CARACAS, (Reuters) – Venezuela’s opposition accused President Hugo Chavez yesterday of a “coup d’etat” after the outgoing parliament gave him the power to rule by decree for 18 months and pushed through a host of new laws.
A newly united opposition coalition that won about half the popular vote at a legislative poll in September will take 40 percent of seats in the National Assembly from Jan. 5, when it had hoped to put the brakes on the former soldier’s agenda.
But the opposition was outraged by the outgoing parliament’s move to let Chavez bypass the next Assembly by granting him decree powers, at the same time as passing a raft of new laws, many of them contentious.
“We strongly condemn the coup d’etat that is in full swing by the regime and seeks to put in place a Communist system through a militarized and totalitarian state,” the opposition members said in a joint statement.

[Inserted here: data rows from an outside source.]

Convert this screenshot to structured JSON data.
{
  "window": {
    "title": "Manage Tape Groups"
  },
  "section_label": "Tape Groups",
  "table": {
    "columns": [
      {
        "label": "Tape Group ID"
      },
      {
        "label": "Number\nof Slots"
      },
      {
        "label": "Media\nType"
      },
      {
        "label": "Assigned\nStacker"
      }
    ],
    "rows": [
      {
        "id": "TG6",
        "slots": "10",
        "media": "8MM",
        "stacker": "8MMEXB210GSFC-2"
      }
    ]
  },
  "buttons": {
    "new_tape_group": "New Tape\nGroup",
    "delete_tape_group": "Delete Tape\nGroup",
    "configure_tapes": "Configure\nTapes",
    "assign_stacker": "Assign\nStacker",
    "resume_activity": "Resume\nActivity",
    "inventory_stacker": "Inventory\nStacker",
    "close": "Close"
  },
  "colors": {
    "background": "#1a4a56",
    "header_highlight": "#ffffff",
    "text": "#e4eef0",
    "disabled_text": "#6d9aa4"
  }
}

They said the South American country was at a dramatic point in its history, and they urged Venezuelans to unite and reject the government’s moves “peacefully but energetically.”
Chavez has said he needs the wide-ranging decree powers to deal with a national emergency caused by floods that killed 40 people and drove nearly 140,000 more from their homes.
Meanwhile, the outgoing parliament — dominated by his ruling Socialist Party — has passed several laws that include making it easier to nationalize banks, police content on the Internet, and stop lawmakers voting against their own parties.
U.S.-based Human Rights Watch (HRW) said three of the bills dealing with local media, telecommunications and human rights activists posed “serious threats” to free speech and the work of civil society.
“Chavez and his supporters are once again ratcheting up the government’s power to punish critics,” Jose Miguel Vivanco, HRW’s Americas director, said in the statement.
The president has repeatedly rejected the opposition’s allegations that the new package of laws — and his special decree powers — are ushering in Cuban-style communism.
“Now the oligarchy is again calling for rebellion and for people to ignore the authorities,” he said at a function at a military base on Wednesday. “We cannot let down our guard.”